Ukrainian hacktivists claim to leak trove of documents from Russia’s central bank
Daryna Antoniuk November 7, 2022

Ukrainian hacktivists claim to leak trove of documents from Russia’s central bank

Daryna Antoniuk

November 7, 2022

Ukrainian hacktivists claim to leak trove of documents from Russia’s central bank

Ukrainian hacktivists claim to have breached the Central Bank of Russia, stealing thousands of internal documents.

A 2.6 GB folder released publicly on Thursday and partially reviewed by The Record contains 27,000 allegedly stolen files detailing the bank’s operations, its security policies, and the personal data of some of its current and former employees.

“If Russia’s Central Bank cannot protect its own data, how can it guarantee the stability of the ruble?” hacktivists wrote on the Telegram messaging app. The alleged heist was carried out by members from Ukraine’s IT Army — a group of more than 200,000 cyber volunteers formed after Russia’s invasion of Ukraine in late February to conduct coordinated distributed denial-of-service attacks on Russian websites.

The central bank is one of Russia’s most important financial institutions, and serves as the architect of state monetary policy and regulator of the national currency. It denied that its system had been hacked and said that all leaked documents were already in the public domain, Russian media reported

This is not the first time that hackers have claimed to have breached the central bank. In March, hackers from the group Anonymous said they had leaked 35,000 documents from the bank and published them online.

“For spies, media organizations, and human rights activists, it is a treasure trove with insights and stories that could have catastrophic consequences for Russia,” according to Kenneth Geers, an analyst at a data security startup Very Good Security.

So far, it is difficult to say how significant the alleged leak of documents is. Some of the published files date back nearly two decades, while others outline the bank’s strategy for the next two years.

Some documents detail the Russian policy of replacing imported computer programs and software with domestic technology “to ensure the smooth operation of the bank’s payment system.”

Due to sanctions imposed after Russia’s invasion of Ukraine, many international tech companies have left Russia or suspended operations, forcing the Kremlin to look for local alternatives.

The IT Army also released documents that allegedly contain the personal data of Russian servicemen, their phone numbers, and bank account numbers.

Russian banks have been the most popular targets among Ukrainian hacktivists since the beginning of the invasion. Earlier in September, the IT Army also hacked Russia’s third-largest bank, Gazprombank.

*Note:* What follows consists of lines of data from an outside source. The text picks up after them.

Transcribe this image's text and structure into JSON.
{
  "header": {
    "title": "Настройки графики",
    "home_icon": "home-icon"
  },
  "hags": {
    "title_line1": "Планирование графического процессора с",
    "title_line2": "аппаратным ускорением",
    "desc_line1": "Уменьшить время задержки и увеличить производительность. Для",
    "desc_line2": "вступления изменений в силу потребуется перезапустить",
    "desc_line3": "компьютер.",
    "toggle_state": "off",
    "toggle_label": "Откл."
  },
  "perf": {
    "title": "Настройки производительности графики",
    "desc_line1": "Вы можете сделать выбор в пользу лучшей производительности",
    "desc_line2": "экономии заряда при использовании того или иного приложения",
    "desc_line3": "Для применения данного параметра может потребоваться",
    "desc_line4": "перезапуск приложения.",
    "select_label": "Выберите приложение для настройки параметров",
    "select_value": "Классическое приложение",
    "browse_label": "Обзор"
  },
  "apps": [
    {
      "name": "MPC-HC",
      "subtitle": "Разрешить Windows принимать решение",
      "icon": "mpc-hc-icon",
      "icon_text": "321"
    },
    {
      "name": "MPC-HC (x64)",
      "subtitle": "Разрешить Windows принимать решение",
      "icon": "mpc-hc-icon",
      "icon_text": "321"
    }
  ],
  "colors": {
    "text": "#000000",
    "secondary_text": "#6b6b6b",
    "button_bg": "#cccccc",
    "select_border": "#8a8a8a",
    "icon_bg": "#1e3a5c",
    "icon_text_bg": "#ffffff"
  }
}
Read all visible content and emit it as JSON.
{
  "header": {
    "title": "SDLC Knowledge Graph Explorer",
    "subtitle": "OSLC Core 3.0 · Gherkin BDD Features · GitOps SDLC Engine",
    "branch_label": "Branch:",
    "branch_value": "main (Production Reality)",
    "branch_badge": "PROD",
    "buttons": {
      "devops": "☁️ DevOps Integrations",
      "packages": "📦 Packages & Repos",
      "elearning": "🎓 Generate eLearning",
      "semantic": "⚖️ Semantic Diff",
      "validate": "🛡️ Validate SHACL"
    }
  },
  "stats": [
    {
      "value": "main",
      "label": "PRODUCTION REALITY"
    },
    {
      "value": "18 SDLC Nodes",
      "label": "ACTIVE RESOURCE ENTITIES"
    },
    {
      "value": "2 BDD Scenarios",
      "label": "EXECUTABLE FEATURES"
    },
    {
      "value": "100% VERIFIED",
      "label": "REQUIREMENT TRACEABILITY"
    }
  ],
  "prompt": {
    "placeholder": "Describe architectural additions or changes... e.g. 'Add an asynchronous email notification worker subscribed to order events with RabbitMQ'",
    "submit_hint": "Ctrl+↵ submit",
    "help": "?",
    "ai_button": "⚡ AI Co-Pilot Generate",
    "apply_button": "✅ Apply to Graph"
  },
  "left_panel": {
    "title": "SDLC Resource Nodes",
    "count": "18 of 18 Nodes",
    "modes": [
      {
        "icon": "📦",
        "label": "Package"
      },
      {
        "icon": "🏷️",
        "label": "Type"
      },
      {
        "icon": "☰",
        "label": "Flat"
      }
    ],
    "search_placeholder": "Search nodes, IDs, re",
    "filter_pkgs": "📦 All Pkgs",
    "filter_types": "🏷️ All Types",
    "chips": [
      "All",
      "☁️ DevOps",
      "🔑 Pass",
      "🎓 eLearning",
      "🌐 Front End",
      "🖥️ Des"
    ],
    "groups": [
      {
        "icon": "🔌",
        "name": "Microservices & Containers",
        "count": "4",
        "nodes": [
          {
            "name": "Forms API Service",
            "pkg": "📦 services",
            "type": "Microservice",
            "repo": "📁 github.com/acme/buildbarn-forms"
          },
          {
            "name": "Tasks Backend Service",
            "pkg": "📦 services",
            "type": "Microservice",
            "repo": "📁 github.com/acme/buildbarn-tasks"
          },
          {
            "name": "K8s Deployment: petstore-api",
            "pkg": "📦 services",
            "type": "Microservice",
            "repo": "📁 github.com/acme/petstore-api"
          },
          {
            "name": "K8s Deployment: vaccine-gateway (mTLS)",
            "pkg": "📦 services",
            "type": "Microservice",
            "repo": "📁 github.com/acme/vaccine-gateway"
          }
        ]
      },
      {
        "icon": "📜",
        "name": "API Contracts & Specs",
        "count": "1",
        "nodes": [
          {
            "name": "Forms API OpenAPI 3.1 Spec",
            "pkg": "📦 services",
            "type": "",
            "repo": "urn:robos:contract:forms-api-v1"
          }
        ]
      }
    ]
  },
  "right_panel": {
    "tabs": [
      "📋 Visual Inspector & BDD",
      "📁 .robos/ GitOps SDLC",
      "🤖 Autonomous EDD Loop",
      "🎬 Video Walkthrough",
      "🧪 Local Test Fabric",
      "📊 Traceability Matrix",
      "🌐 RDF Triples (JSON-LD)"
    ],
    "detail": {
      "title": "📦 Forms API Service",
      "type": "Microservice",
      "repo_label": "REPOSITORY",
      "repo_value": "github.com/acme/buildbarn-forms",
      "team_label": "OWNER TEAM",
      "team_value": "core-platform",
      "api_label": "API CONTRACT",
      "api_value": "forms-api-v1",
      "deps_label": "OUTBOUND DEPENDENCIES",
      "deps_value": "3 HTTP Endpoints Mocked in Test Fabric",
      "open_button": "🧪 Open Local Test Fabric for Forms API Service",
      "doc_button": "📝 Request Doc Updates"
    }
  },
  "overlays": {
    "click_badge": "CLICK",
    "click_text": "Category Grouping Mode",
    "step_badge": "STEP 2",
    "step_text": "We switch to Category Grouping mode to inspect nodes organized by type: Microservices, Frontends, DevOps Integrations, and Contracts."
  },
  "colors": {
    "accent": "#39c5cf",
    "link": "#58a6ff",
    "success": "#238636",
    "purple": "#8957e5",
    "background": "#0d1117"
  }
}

A DDoS attack took the bank’s website down for four hours, preventing customers from sending payments, accessing their personal accounts, and using mobile banking, according to the IT Army.

“For a successful attack, we had to go through their entire network and find vulnerabilities there,” an IT Army representative told The Record. 

In order to bypass Russian DDoS protection services, the IT Army claimed to have created “a special program” that attacks the system “in a non-standard way, so it is difficult to deal with it.”

Gazprombank confirmed the September attack, and its vice president Olexander Egorkin even praised the Ukrainian hackers for their “creativity” and “professionalism.”

“The attack was so powerful that even Rostelecom — Russia’s largest internet provider — suffered serious difficulties,” Egorkin said at a conference in September. Nonetheless, the impacts of the group’s cyberattacks on the course of the cyber war between Ukraine and Russia remains unclear. Some of the operations have managed to temporarily disrupt Russian businesses or at least cause concern.

Demand in the Russian banking sector for services that help defend against cyberattacks and data leaks has increased sharply since the start of the war, according to Russian media.

The departure from Russia of global technology and cybersecurity companies like Cisco, IBM, Oracle, Imperva, Fortinet, Norton, and Avast has also made Russian businesses more vulnerable to cyberattacks.

This only encourages the IT Army. “Our goal remains the same: make it difficult for banks to process payments, delay the fulfillment of financial obligations, and sow doubt among those who receive payments through them,” the hacktivists said.

Daryna Antoniuk is a freelance reporter for The Record based in Ukraine. She writes about cybersecurity startups, cyberattacks in Eastern Europe and the state of the cyberwar between Ukraine and Russia. She previously was a tech reporter for Forbes Ukraine. Her work has also been published at Sifted, The Kyiv Independent and The Kyiv Post.